EXERCISE DESCRIPTION:
In the data, find each line where the word "true" appears and list that line.

RECORDS FOR THE EXERCISE:
⟨

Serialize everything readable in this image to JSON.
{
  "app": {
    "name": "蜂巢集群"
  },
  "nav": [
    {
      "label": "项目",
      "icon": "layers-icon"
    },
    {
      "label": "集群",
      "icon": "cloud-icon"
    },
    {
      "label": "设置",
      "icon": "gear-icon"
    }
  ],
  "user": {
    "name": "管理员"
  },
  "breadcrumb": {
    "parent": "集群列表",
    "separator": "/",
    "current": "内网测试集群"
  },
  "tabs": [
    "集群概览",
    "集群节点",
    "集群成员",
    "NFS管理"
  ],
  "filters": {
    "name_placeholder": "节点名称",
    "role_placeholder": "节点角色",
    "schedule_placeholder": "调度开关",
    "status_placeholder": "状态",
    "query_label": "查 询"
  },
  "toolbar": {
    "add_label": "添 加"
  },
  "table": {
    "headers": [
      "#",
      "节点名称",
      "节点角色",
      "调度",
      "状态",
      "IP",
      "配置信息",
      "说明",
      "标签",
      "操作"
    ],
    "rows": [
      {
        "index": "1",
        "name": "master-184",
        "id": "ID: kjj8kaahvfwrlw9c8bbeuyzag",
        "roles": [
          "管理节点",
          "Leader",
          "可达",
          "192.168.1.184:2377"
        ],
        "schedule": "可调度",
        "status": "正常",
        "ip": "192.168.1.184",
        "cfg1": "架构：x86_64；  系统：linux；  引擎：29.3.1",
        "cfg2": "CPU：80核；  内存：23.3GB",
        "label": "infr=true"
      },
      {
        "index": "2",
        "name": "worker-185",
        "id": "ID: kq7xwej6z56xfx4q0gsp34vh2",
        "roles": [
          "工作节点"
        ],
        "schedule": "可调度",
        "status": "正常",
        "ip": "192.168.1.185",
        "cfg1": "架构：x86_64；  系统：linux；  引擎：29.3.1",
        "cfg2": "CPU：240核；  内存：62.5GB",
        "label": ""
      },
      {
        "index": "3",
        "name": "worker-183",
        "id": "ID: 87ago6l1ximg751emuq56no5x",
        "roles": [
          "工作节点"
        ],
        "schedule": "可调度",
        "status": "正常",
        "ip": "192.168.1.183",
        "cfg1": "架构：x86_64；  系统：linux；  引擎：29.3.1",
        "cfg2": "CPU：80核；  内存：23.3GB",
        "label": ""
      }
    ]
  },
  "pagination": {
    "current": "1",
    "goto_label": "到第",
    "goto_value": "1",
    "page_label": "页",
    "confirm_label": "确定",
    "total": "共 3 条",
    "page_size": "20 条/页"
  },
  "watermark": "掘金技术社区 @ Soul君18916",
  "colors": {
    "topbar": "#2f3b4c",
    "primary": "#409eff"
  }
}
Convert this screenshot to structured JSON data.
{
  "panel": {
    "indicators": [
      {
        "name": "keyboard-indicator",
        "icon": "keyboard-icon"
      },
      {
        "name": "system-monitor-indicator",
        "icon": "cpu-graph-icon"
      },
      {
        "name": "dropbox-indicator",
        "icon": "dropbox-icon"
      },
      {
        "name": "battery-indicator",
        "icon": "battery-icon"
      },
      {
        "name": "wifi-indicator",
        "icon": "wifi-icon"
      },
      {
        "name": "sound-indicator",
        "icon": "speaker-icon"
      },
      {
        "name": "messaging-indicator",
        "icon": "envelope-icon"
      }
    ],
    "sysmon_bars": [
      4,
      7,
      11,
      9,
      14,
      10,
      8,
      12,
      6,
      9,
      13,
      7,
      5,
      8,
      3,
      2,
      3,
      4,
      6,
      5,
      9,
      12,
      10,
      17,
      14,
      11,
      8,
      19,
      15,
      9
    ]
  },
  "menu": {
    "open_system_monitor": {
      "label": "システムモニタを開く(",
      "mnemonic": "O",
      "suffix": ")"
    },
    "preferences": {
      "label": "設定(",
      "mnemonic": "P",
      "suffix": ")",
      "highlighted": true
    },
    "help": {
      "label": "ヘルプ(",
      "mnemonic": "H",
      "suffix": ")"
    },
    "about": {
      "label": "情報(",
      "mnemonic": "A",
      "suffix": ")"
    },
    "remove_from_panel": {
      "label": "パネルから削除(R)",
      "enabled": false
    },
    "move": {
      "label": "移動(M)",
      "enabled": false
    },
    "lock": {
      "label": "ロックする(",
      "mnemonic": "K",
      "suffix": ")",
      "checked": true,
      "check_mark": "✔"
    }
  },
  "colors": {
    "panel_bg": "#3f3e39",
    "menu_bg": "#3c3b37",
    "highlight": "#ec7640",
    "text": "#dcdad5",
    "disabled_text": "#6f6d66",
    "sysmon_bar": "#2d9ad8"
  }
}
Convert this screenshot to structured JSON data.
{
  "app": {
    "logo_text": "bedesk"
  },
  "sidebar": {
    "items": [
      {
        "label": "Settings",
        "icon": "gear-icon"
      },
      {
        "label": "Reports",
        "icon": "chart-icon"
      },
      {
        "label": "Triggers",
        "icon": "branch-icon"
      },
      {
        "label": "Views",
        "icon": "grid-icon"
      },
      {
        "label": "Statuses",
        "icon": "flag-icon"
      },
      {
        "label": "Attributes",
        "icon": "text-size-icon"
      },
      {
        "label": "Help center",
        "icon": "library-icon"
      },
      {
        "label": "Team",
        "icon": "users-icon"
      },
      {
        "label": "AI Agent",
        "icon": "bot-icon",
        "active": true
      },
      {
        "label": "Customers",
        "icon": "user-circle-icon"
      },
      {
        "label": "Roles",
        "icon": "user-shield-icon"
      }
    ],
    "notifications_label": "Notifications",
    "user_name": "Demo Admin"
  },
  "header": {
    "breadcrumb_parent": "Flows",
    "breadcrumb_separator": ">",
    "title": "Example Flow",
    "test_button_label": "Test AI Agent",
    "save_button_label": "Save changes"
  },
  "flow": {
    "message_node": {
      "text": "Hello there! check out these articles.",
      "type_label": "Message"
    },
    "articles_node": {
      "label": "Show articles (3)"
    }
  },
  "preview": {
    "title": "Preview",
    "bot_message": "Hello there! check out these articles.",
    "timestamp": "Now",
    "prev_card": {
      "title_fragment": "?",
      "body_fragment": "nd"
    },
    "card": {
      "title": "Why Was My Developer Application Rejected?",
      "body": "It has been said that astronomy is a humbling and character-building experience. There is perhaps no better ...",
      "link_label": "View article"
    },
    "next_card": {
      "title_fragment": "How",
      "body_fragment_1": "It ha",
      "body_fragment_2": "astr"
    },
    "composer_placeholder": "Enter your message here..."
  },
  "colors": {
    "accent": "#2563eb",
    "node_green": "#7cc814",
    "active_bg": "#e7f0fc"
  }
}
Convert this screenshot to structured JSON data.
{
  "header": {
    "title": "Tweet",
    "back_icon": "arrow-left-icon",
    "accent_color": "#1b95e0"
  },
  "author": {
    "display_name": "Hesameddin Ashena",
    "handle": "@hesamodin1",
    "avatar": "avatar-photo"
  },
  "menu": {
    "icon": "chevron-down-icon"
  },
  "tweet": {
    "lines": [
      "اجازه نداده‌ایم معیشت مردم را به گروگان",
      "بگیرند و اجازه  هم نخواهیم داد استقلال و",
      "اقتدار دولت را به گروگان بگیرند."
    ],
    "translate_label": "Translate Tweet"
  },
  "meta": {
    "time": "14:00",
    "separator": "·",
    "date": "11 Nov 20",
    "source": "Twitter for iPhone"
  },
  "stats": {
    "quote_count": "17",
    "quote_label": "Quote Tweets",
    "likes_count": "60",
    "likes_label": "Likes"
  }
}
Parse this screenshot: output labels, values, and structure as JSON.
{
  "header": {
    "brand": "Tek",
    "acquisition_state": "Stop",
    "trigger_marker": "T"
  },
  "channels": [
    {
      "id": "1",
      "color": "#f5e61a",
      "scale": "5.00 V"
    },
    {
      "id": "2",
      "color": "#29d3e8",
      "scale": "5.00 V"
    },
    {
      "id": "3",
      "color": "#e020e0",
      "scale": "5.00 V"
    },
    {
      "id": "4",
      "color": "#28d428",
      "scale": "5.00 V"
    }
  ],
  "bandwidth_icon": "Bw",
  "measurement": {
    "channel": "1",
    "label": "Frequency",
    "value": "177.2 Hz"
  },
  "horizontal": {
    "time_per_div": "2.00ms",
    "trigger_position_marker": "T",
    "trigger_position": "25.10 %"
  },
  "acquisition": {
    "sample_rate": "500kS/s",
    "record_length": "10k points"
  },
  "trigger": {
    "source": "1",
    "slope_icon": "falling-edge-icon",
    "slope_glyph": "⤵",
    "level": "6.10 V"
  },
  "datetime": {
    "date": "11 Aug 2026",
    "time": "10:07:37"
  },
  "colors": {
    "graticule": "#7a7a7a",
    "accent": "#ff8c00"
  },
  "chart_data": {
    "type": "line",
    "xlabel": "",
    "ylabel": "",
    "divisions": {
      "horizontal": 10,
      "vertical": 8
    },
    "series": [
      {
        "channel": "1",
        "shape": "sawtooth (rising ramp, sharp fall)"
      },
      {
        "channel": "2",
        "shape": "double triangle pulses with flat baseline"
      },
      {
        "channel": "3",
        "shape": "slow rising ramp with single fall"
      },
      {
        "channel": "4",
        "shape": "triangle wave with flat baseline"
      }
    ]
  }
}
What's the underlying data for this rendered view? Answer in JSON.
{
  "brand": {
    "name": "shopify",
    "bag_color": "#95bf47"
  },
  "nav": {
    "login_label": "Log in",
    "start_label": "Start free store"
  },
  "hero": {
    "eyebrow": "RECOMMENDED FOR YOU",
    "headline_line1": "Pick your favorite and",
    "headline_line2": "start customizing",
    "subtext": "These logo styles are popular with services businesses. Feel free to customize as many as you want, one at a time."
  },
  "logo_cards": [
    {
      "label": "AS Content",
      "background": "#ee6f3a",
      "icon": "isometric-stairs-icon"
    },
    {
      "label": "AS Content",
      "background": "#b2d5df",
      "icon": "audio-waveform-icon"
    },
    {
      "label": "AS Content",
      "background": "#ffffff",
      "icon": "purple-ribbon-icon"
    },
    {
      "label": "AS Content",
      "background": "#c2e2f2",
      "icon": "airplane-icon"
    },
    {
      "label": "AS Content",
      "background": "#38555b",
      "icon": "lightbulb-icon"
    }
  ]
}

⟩

RESPONSE BOX:
        "label": "infr=true"
      "highlighted": true
      "checked": true,
        "active": true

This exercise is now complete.